In 1984, McClennon started training stunt work with Greg Wayne Elam and Joey Banks. A few years later he received his first credit as stuntman on a feature film with the action comedy I'm Gonna Git You Sucka (1988, with Bernie Casey, Clarence Williams III, Cullen Chambers, Wren T. Brown, Tom Wright, stunt coordination by Alan Oliney and stunts by Tony Brubaker, Eugene Collier, Gilbert B. Combs, Kenny Endoso, Jim Halty, Irving E. Lewis, Dennis Madalone, Dwayne McGee, John Meier, Bob Minor, Sharon Schaffer, and Kym Washington).
Further stunt work includes the war drama Glory (1989, stunt coordination by Bob Minor), the action film Peacemaker (1990, stunt coordination by B.J. Davis and Eddie Braun), the fantasy comedy Ghost Dad (1990, working with Gregory J. Barnett, Janet Brady, David Richard Ellis, Tommy J. Huff, Jeff Imada, Buck McDancer, Noon Orsatti, Lynn Salvatori, and Sharon Schaffer), the comedy Cold Dog Soup (1990), the science fiction sequel Predator 2 (1990), the music drama The Five Heartbeats (1991), the crime thriller Deep Cover (1992), the comedy Class Act (1992, stunt coordinated by Julius LeFlore), and the action thriller Live Wire (1992, stunt coordination by Yannick Derrien).
It was in 1991 that McClennon doubled actor Sinbad for the first time on the sport comedy Necessary Roughness (1991, starring Scott Bakula and stunt coordination by Allan Graf). Further projects on which he worked as his stunt double are the comedy Houseguest (1995, working with his sister), the comedy First Kid (1996, also as c-stunt coordinator with Tony Brubaker), the comedy Jingle All the Way (1996, stunt coordination by Joel Kramer), the western comedy The Cherokee Kid (1996, stunt coordination by Tony Brubaker), and the comedy Good Burger (1997, with stunts by Denney Pierce, Johnny Martin, Jay Caputo, and David Keith Anderson).
McClennon worked as stunt coordinator on the Academy Award nominated drama What's Eating Gilbert Grape (1993, stunts by Janet Brady) and performed stunts in the horror comedy Vampire in Brooklyn (1995, working with LaFaye Baker, Ousaun Elam, Bob McGovern, and Bennie E. Moore, Jr.), the comedy Friday (1995), the crime drama Things to Do in Denver When You're Dead (1995), the crime drama Out-of-Sync (1995, also as stunt coordinator), the science fiction film Virtual Combat (1995, with Michael Dorn), the comedy Captain Nuke and the Bomber Boys (1995, with Joe Piscopo and Kate Mulgrew), the horror sequel Children of the Corn V: Fields of Terror (1998, stunt coordination by Kane Hodder), the comedy Holy Man (1998), the crime comedy Life (1999), and the television series The Practice (1999-2000, with Wren T. Brown, Richard McGonagle, and Eileen Weisinger).
In 1999, McClennon was the stunt coordinator on the drama Love and Action in Chicago, which featured Jason Alexander, Kamala Lopez, and Mike Mukatis.

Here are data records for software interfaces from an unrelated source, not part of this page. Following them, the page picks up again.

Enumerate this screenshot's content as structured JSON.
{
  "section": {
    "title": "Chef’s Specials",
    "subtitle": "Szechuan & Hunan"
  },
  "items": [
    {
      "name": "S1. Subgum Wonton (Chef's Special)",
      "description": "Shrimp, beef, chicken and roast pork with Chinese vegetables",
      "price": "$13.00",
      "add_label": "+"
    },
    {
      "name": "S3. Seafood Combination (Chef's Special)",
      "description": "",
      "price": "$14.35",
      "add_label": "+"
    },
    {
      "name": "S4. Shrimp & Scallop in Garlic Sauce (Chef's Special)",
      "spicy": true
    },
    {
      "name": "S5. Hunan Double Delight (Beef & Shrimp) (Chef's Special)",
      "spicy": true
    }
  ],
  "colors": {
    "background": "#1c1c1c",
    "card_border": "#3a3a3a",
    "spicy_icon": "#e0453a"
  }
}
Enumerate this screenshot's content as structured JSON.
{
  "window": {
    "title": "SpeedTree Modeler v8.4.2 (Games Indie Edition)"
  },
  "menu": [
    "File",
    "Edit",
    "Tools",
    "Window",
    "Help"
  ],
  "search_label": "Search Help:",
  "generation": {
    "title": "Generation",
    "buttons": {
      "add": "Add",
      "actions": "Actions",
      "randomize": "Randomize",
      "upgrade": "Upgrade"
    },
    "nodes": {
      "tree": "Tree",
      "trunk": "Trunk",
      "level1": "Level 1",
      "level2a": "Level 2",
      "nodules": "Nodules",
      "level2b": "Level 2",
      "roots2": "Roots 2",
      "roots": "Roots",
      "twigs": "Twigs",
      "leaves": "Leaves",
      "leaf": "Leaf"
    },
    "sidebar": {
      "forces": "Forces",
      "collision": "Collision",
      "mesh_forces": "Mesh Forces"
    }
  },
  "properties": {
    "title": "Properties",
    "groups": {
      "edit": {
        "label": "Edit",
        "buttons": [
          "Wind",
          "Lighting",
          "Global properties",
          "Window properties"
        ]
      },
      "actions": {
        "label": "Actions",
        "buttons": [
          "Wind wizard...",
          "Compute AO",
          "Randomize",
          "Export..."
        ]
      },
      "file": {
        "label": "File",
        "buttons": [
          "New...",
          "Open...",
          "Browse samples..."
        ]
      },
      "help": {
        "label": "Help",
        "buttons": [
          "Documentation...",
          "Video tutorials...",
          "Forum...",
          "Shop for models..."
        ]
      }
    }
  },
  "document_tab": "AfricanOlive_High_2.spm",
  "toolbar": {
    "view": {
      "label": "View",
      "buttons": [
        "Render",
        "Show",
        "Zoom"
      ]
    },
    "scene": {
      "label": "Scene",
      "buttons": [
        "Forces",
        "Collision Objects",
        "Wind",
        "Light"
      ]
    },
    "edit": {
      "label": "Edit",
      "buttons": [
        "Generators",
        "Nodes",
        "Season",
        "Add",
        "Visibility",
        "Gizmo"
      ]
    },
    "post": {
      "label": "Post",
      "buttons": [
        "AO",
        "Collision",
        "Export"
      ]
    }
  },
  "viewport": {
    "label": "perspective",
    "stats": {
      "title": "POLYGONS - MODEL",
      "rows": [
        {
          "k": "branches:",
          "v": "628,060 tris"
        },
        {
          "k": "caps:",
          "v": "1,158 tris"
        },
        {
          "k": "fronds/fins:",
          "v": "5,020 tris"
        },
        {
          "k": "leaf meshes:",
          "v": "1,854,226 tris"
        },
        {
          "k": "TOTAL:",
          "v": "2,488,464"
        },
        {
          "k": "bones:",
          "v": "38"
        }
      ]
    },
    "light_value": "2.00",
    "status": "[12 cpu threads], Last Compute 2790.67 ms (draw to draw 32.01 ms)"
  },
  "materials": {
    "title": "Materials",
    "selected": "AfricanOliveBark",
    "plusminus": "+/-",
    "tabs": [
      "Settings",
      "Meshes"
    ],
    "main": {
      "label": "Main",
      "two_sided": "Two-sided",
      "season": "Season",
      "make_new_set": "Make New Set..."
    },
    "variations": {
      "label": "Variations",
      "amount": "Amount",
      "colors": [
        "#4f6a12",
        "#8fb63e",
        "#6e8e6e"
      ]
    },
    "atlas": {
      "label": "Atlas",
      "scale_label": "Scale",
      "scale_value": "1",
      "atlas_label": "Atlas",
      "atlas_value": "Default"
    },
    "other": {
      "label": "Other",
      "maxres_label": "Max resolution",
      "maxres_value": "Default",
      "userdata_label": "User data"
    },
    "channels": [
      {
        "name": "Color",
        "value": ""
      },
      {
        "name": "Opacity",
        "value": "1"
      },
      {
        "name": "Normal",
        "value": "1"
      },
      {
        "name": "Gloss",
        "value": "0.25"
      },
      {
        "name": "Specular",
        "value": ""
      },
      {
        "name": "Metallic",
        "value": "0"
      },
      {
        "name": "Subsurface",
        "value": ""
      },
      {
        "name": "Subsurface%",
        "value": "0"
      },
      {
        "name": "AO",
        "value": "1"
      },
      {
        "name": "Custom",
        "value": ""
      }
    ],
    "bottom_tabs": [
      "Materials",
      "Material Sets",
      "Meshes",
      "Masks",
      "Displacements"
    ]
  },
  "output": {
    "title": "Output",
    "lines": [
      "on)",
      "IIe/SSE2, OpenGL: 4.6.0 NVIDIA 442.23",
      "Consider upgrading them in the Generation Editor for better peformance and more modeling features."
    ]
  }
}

He also performed stunts in the crime drama Hot Boyz (2000), the thriller Gone in Sixty Seconds (2000), the action thriller Swordfish (2001, with stunts by Dana Hee, Denney Pierce, Joey Box, and Mark Riccardi), the crime thriller Training Day (2001), and the science fiction thriller The One (2001), and worked as stunt coordinator on the comedy The Wash (2001).
McClennon passed away on 30 April 2015. His memorial service was held on 20 June 2015 at Faithful Central Church in Inglewood. Alan Oliney spoke about him and Sinbad was scheduled to speak about him but was not part of the memorial service.